◆ YOUR TASK ◆
Go through the data and copy each line that holds "seatbelt".

◆ INPUT DATA ◆
______

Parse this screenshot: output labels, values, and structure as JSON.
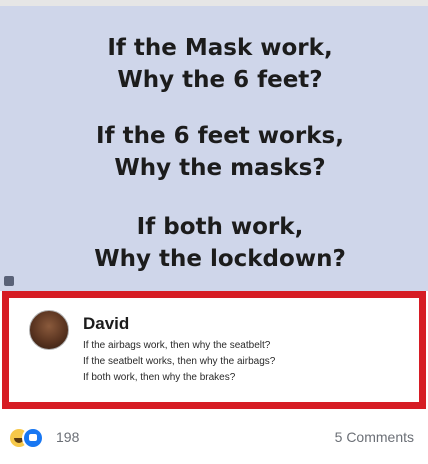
{
  "meme": {
    "lines": [
      "If the Mask work,",
      "Why the 6 feet?",
      "If the 6 feet works,",
      "Why the masks?",
      "If both work,",
      "Why the lockdown?"
    ]
  },
  "comment": {
    "author": "David",
    "lines": [
      "If the airbags work, then why the seatbelt?",
      "If the seatbelt works, then why the airbags?",
      "If both work, then why the brakes?"
    ]
  },
  "footer": {
    "reaction_count": "198",
    "comments_label": "5 Comments"
  },
  "colors": {
    "panel_background": "#cfd6ea",
    "highlight_border": "#d61c24",
    "like_blue": "#1877f2",
    "haha_yellow": "#f7c94a"
  },
  "icons": {
    "reactions": [
      "haha-icon",
      "like-icon"
    ]
  }
}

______

◆ SOLUTION FOR THIS TASK ◆
      "If the airbags work, then why the seatbelt?",
      "If the seatbelt works, then why the airbags?",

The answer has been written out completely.